Another impressive feature is the wine amphora’s and bottles that Spanish guards would throw over the side in order not to get caught drinking on the job. From the number of them, it seems that they had quite a taste for vino on the job! One of the things that impressed me here was the sheer number of fish that we encountered. Finally I was in dive spot with massive amounts of fish and great light and then disaster struck, the batteries in my camera died. I was so frustrated but it taught me this, change my batteries before every dive. Definitely a dive I want to do again in the near future.
Another of my favourite dives while I was in Santa Lucia was a night dive to Alta Gracia. For this dive we boarded what I can only describe as a real diving boat. It probably also doubles as a deep sea fishing vessel but its diving heritage is evident. It has a large covered deck to accommodate lost of divers and equipment, an open ramp for stride entries and bottle racks on each side. I was told that since the wreck is past the main coral break nightfall meant the waters would be a little choppier. Also this boat is equipped with underwater lights at the stern to help divers situate the boat in the darkness.
We set off a little before nightfall and were rewarded with a spectacular sunset during our 15-20 minute boat ride there. During the briefing Lazarro gave us some safety parameters and told us to stay closer together than we would on a normal day dive. We all had flashlights for this dive. At the beginning of the dive there was still a little light which help with getting oriented and quickly all remaining light was gone. Using the flashlights I was amazed at how much color exited and how much of it was camouflaged during the day by the seas blue haze.
Some divers took the “stay close together” instructions a little too much to heart and were really crowding me which got me a little annoyed to say the least. One thing is for sure, lots of sea life comes out to feed at night while others hide in order not to become someone else’s meal! As we ended the dive we could see the boat above but its movements indicated that the sea was less than calm. We could see the boats lights surging up and down from the swells and I was a little apprehensive about coming out.
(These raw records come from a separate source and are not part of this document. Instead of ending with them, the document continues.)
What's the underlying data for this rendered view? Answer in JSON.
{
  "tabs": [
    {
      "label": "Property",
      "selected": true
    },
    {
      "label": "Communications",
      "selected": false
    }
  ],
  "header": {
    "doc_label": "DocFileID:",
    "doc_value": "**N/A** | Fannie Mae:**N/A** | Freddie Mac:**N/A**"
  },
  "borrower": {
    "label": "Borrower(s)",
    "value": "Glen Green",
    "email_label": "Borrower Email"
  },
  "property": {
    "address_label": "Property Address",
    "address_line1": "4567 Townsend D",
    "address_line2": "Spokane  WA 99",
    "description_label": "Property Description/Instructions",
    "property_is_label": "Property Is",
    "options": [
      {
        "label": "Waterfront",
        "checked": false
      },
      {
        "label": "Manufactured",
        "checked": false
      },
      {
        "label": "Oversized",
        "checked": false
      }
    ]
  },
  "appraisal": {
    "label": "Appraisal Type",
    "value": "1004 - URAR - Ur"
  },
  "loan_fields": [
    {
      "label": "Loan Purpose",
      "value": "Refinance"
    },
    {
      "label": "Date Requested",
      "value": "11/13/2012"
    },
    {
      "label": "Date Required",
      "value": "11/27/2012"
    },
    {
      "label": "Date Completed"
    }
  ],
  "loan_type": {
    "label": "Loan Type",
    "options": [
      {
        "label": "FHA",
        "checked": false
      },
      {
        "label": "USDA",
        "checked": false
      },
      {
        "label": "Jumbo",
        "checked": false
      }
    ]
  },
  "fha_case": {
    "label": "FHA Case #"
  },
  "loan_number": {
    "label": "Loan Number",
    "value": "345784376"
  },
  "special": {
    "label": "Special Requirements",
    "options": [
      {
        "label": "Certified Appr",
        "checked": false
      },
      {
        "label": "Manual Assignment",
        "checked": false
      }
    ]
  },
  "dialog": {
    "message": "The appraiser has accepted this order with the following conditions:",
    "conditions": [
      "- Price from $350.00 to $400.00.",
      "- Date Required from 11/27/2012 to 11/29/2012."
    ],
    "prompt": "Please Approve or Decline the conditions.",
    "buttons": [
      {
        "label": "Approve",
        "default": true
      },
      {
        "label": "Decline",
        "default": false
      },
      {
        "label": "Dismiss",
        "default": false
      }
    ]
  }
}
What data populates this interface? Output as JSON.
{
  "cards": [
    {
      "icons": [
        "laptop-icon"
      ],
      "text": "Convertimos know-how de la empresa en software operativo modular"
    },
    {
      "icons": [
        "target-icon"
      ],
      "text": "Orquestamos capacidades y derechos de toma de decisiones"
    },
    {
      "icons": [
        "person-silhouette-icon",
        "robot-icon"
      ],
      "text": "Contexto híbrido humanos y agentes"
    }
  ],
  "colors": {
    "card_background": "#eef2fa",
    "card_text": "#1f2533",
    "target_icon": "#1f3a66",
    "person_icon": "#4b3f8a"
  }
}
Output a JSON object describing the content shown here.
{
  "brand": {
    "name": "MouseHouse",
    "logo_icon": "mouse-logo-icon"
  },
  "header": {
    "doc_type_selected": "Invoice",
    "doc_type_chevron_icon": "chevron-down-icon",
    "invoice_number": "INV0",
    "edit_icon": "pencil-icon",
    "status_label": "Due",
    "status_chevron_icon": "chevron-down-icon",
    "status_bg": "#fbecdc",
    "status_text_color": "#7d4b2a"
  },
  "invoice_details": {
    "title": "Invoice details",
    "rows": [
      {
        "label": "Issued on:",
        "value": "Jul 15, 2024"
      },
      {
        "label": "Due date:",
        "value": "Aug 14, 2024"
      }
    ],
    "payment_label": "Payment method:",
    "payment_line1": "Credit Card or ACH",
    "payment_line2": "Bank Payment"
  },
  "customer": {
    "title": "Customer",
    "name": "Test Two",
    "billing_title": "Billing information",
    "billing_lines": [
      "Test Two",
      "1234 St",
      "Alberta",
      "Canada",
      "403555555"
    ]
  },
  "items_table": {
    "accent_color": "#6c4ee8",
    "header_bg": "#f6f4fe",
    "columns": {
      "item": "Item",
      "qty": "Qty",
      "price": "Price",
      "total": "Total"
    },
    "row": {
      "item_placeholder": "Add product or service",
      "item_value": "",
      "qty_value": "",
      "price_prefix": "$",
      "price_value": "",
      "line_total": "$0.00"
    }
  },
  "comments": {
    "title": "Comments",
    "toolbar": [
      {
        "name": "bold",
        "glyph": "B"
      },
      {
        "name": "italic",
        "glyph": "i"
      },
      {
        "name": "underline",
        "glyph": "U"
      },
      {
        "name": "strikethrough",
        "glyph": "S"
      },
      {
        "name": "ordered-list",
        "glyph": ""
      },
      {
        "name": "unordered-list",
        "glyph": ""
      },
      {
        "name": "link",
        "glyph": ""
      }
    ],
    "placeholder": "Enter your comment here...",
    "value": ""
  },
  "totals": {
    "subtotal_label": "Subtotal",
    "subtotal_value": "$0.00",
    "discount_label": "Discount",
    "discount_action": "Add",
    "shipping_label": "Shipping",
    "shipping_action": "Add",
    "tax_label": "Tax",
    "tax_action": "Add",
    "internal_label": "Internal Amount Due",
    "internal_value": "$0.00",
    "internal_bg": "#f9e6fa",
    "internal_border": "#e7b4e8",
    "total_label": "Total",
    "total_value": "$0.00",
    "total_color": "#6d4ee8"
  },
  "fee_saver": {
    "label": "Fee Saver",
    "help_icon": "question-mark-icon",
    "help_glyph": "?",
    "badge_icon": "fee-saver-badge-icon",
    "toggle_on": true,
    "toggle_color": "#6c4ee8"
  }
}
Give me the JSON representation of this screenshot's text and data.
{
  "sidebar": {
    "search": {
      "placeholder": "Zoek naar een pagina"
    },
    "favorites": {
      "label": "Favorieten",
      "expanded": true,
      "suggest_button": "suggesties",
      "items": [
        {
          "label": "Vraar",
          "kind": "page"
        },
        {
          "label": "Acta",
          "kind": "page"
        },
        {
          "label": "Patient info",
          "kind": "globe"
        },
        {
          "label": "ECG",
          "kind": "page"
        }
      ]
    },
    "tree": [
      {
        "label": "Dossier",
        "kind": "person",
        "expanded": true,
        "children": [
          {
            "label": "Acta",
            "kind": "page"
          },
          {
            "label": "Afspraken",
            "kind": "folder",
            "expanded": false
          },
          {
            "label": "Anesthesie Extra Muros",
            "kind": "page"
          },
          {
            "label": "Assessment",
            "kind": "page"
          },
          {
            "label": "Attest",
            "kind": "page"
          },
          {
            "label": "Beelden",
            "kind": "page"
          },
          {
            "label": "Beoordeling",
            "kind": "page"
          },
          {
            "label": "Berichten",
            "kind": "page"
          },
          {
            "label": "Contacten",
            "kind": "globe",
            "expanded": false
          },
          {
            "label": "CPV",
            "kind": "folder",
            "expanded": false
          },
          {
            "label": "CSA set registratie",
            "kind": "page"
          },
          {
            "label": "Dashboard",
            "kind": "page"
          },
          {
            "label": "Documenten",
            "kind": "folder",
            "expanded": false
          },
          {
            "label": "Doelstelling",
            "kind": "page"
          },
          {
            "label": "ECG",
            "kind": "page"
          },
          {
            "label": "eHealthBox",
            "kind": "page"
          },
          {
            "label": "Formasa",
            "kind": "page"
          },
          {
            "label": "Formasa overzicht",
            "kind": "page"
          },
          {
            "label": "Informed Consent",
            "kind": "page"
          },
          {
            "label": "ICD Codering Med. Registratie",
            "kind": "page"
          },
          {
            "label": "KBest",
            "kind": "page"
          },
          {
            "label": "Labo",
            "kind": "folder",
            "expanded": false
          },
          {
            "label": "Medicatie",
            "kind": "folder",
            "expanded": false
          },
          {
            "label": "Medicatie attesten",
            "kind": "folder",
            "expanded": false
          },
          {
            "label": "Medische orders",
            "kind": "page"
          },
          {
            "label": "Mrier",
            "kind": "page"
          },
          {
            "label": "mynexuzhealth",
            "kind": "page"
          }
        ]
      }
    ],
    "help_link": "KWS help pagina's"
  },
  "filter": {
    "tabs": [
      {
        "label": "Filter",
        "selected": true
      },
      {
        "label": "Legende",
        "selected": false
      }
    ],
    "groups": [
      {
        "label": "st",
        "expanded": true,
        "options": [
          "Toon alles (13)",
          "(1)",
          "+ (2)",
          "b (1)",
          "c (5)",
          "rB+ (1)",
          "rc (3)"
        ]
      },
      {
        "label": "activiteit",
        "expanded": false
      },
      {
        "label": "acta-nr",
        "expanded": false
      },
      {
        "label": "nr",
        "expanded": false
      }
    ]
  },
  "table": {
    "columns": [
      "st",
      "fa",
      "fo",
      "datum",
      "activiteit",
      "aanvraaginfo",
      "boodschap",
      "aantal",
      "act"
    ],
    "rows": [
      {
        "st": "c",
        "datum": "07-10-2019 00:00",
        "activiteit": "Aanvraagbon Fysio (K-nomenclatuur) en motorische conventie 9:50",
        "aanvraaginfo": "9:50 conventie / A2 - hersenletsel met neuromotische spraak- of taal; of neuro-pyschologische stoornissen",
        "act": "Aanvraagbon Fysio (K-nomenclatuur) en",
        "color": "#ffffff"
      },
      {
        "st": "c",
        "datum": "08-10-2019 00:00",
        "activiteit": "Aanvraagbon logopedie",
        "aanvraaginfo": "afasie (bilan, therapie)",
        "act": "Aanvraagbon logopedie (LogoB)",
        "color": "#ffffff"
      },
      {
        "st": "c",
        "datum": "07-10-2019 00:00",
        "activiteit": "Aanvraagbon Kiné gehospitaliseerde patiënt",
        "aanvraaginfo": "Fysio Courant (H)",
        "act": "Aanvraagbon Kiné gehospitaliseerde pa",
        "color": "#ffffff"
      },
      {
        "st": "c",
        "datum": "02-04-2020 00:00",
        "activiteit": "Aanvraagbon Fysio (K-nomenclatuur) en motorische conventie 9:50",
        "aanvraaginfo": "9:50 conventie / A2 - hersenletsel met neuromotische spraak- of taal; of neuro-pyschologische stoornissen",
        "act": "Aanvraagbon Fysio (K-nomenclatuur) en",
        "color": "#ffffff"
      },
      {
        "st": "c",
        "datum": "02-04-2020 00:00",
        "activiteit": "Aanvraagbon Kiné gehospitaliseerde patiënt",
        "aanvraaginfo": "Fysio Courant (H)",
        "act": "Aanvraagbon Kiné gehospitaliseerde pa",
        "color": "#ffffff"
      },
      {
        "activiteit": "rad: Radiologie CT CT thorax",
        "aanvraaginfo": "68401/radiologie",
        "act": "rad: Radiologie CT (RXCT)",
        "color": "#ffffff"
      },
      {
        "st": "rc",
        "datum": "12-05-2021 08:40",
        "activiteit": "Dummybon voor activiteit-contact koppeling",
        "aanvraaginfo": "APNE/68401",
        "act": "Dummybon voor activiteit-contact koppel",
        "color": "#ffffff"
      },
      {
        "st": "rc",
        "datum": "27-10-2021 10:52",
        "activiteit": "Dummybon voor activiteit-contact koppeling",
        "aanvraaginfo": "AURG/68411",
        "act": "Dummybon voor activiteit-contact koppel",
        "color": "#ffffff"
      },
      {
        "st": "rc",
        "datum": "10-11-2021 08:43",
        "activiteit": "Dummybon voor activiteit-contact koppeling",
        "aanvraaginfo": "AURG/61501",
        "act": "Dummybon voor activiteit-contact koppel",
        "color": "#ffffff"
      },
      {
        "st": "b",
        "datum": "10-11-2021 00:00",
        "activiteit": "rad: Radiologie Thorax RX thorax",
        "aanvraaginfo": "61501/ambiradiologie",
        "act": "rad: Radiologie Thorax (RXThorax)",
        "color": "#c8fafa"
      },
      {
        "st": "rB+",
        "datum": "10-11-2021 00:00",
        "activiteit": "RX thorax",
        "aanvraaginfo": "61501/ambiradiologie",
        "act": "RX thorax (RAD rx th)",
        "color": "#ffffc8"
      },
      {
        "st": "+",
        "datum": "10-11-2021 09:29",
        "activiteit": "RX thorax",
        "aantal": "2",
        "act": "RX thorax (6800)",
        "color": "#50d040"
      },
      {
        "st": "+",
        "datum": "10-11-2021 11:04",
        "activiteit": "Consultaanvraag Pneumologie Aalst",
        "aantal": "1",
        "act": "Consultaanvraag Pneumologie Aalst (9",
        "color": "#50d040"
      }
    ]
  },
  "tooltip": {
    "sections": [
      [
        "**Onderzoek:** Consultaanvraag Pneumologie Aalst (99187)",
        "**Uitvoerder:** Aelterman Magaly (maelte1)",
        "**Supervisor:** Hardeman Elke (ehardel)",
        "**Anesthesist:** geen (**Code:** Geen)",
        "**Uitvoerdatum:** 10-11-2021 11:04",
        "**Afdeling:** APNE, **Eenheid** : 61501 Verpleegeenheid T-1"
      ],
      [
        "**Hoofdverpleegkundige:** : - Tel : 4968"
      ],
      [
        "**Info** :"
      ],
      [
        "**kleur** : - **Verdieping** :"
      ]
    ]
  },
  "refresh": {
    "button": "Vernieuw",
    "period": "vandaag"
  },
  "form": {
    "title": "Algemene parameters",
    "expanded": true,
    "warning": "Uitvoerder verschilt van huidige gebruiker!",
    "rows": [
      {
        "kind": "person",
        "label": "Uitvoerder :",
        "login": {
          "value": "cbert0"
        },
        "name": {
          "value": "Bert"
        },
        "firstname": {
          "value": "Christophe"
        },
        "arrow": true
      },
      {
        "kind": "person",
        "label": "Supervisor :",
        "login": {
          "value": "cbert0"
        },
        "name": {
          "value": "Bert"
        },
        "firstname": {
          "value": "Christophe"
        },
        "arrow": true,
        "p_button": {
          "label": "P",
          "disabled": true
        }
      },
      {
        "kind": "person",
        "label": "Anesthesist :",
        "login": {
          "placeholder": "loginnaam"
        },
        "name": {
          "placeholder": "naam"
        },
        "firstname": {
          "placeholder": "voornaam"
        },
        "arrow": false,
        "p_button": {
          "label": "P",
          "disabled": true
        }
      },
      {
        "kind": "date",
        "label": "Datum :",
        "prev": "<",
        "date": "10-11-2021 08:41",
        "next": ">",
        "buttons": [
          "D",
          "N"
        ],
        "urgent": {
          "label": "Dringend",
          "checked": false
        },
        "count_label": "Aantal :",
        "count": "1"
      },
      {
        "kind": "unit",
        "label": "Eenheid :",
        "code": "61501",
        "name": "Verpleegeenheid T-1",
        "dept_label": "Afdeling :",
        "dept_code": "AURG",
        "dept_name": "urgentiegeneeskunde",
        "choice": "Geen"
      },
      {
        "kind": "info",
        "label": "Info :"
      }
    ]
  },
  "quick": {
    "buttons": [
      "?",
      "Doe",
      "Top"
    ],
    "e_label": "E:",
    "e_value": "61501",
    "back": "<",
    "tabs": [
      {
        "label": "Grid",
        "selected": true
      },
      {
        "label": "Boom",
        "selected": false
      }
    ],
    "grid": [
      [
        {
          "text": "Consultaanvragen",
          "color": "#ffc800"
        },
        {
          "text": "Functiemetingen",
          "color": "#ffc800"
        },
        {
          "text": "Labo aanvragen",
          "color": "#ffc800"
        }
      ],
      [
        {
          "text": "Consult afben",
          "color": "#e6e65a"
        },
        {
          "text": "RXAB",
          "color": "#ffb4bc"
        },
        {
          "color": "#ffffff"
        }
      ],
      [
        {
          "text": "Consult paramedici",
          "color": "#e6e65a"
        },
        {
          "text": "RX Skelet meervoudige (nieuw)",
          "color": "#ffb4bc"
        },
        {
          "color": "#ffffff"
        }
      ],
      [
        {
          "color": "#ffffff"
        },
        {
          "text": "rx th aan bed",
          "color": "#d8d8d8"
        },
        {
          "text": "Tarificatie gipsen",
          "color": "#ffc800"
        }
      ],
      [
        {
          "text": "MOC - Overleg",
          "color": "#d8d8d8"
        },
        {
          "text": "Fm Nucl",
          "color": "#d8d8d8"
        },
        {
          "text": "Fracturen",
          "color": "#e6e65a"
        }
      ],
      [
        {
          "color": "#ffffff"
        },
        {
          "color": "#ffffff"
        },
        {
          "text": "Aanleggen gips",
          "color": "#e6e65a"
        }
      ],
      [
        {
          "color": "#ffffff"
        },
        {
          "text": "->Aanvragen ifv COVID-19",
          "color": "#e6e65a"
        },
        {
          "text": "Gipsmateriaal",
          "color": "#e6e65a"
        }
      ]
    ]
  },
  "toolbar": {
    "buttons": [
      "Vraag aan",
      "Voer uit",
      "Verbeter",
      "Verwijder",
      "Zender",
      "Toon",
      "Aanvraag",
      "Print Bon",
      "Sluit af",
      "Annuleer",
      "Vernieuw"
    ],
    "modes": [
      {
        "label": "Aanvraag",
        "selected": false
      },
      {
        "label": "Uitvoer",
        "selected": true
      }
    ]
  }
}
As I tried to exit I dropped Lazarro’s backup light which he gave me when the dives centers rechargeable one failed. He immediately went down to get it. Another diver from Ontario lost his personal dive light and was visibly upset once back on the boat. Lazarro told him not to worry since we would be back in the morning for a Black Coral dive and look for it.
So the next morning we were off on another beautiful dive with our dive instructor Lazarro to see Black Coral. Since the site is right next to Alta Gracia we stopped to get in the water right where we got out of the water last night. Believe it or not, Gerald my dive buddy found Steve’s lost flashlight in the first few minutes of the dive. Now that is quite a feat when you consider the Ocean is a big place (even if you have an idea of where you were) and that they have no GPS! Once the flashlight safely with its owner we quickly went down the wall to find our quarry.
Infamous for its black market use in jewellery, Black Coral is quite spectacular looking alive and in its natural habitat. These corals enjoy growing at deeper depths so this was a deep dive 120 feet. Some if it is in fine strands and some a little thicker. We also came across a large Barracuda which I suspect was pregnant from the tell tale bump on her belly. I got a great shot of a Spotted Moray Eel as well to round things out.
For me Santa Lucia was truly a diving revelation and I am sure I will be back here again!